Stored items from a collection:

------------------------------------------------

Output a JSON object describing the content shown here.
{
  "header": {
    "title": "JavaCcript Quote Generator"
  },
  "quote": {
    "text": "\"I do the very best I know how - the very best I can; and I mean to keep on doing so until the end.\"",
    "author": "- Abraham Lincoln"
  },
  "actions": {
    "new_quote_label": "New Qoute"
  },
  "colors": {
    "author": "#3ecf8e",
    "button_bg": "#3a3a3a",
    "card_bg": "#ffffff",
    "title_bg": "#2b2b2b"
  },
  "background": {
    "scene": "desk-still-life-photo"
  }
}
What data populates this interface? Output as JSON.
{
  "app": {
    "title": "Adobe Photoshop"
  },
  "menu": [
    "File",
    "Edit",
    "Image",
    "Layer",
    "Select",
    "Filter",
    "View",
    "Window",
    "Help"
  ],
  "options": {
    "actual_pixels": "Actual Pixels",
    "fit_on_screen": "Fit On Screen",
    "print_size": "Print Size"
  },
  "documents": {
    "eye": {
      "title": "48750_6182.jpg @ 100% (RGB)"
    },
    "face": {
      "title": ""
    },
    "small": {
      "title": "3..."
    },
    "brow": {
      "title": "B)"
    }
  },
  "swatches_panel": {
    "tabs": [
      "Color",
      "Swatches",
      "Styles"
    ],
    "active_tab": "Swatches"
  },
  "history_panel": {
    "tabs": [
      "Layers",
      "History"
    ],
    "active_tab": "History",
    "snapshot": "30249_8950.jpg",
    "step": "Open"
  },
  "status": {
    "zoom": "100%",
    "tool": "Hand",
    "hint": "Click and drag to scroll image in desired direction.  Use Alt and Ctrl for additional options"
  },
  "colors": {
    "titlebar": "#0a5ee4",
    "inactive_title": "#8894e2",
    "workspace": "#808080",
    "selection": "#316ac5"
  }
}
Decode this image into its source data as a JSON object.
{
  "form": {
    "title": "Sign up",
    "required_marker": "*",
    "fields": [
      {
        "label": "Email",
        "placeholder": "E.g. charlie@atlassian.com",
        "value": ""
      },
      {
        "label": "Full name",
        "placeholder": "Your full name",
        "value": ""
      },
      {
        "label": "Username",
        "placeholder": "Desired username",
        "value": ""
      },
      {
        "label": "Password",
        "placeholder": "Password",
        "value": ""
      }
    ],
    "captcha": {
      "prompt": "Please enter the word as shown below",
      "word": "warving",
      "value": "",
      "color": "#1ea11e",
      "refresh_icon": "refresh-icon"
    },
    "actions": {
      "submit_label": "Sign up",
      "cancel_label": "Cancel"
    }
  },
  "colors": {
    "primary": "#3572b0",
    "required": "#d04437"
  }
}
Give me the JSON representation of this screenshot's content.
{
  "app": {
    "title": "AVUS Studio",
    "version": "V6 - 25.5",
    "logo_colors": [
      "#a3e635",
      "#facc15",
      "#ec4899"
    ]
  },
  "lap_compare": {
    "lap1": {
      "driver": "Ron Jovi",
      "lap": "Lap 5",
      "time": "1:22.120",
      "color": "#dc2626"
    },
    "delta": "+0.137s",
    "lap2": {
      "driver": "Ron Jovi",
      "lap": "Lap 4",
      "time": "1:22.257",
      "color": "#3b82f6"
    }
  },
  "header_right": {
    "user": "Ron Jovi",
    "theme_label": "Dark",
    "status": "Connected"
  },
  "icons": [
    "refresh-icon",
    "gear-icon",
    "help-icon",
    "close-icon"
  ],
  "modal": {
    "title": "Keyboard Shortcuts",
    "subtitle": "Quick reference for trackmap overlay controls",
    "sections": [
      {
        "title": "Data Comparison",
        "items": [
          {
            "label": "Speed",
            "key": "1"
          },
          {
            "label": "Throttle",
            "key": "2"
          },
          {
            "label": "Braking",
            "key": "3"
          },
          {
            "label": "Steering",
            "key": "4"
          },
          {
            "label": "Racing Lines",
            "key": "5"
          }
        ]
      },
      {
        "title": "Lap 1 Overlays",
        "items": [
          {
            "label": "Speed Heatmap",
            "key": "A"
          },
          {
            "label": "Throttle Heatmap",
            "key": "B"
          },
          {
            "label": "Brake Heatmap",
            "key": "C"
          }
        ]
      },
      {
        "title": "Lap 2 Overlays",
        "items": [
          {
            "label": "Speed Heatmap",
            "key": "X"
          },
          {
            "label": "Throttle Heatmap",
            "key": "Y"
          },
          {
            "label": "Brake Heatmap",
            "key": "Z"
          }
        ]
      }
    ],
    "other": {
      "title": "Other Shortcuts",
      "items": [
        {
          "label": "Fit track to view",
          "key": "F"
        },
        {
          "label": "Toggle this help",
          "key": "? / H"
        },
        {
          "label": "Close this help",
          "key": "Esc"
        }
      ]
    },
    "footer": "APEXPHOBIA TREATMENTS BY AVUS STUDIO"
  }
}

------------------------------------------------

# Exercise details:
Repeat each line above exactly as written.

# Solution below:
Output a JSON object describing the content shown here.
{
  "header": {
    "title": "JavaCcript Quote Generator"
  },
  "quote": {
    "text": "\"I do the very best I know how - the very best I can; and I mean to keep on doing so until the end.\"",
    "author": "- Abraham Lincoln"
  },
  "actions": {
    "new_quote_label": "New Qoute"
  },
  "colors": {
    "author": "#3ecf8e",
    "button_bg": "#3a3a3a",
    "card_bg": "#ffffff",
    "title_bg": "#2b2b2b"
  },
  "background": {
    "scene": "desk-still-life-photo"
  }
}
What data populates this interface? Output as JSON.
{
  "app": {
    "title": "Adobe Photoshop"
  },
  "menu": [
    "File",
    "Edit",
    "Image",
    "Layer",
    "Select",
    "Filter",
    "View",
    "Window",
    "Help"
  ],
  "options": {
    "actual_pixels": "Actual Pixels",
    "fit_on_screen": "Fit On Screen",
    "print_size": "Print Size"
  },
  "documents": {
    "eye": {
      "title": "48750_6182.jpg @ 100% (RGB)"
    },
    "face": {
      "title": ""
    },
    "small": {
      "title": "3..."
    },
    "brow": {
      "title": "B)"
    }
  },
  "swatches_panel": {
    "tabs": [
      "Color",
      "Swatches",
      "Styles"
    ],
    "active_tab": "Swatches"
  },
  "history_panel": {
    "tabs": [
      "Layers",
      "History"
    ],
    "active_tab": "History",
    "snapshot": "30249_8950.jpg",
    "step": "Open"
  },
  "status": {
    "zoom": "100%",
    "tool": "Hand",
    "hint": "Click and drag to scroll image in desired direction.  Use Alt and Ctrl for additional options"
  },
  "colors": {
    "titlebar": "#0a5ee4",
    "inactive_title": "#8894e2",
    "workspace": "#808080",
    "selection": "#316ac5"
  }
}
Decode this image into its source data as a JSON object.
{
  "form": {
    "title": "Sign up",
    "required_marker": "*",
    "fields": [
      {
        "label": "Email",
        "placeholder": "E.g. charlie@atlassian.com",
        "value": ""
      },
      {
        "label": "Full name",
        "placeholder": "Your full name",
        "value": ""
      },
      {
        "label": "Username",
        "placeholder": "Desired username",
        "value": ""
      },
      {
        "label": "Password",
        "placeholder": "Password",
        "value": ""
      }
    ],
    "captcha": {
      "prompt": "Please enter the word as shown below",
      "word": "warving",
      "value": "",
      "color": "#1ea11e",
      "refresh_icon": "refresh-icon"
    },
    "actions": {
      "submit_label": "Sign up",
      "cancel_label": "Cancel"
    }
  },
  "colors": {
    "primary": "#3572b0",
    "required": "#d04437"
  }
}
Give me the JSON representation of this screenshot's content.
{
  "app": {
    "title": "AVUS Studio",
    "version": "V6 - 25.5",
    "logo_colors": [
      "#a3e635",
      "#facc15",
      "#ec4899"
    ]
  },
  "lap_compare": {
    "lap1": {
      "driver": "Ron Jovi",
      "lap": "Lap 5",
      "time": "1:22.120",
      "color": "#dc2626"
    },
    "delta": "+0.137s",
    "lap2": {
      "driver": "Ron Jovi",
      "lap": "Lap 4",
      "time": "1:22.257",
      "color": "#3b82f6"
    }
  },
  "header_right": {
    "user": "Ron Jovi",
    "theme_label": "Dark",
    "status": "Connected"
  },
  "icons": [
    "refresh-icon",
    "gear-icon",
    "help-icon",
    "close-icon"
  ],
  "modal": {
    "title": "Keyboard Shortcuts",
    "subtitle": "Quick reference for trackmap overlay controls",
    "sections": [
      {
        "title": "Data Comparison",
        "items": [
          {
            "label": "Speed",
            "key": "1"
          },
          {
            "label": "Throttle",
            "key": "2"
          },
          {
            "label": "Braking",
            "key": "3"
          },
          {
            "label": "Steering",
            "key": "4"
          },
          {
            "label": "Racing Lines",
            "key": "5"
          }
        ]
      },
      {
        "title": "Lap 1 Overlays",
        "items": [
          {
            "label": "Speed Heatmap",
            "key": "A"
          },
          {
            "label": "Throttle Heatmap",
            "key": "B"
          },
          {
            "label": "Brake Heatmap",
            "key": "C"
          }
        ]
      },
      {
        "title": "Lap 2 Overlays",
        "items": [
          {
            "label": "Speed Heatmap",
            "key": "X"
          },
          {
            "label": "Throttle Heatmap",
            "key": "Y"
          },
          {
            "label": "Brake Heatmap",
            "key": "Z"
          }
        ]
      }
    ],
    "other": {
      "title": "Other Shortcuts",
      "items": [
        {
          "label": "Fit track to view",
          "key": "F"
        },
        {
          "label": "Toggle this help",
          "key": "? / H"
        },
        {
          "label": "Close this help",
          "key": "Esc"
        }
      ]
    },
    "footer": "APEXPHOBIA TREATMENTS BY AVUS STUDIO"
  }
}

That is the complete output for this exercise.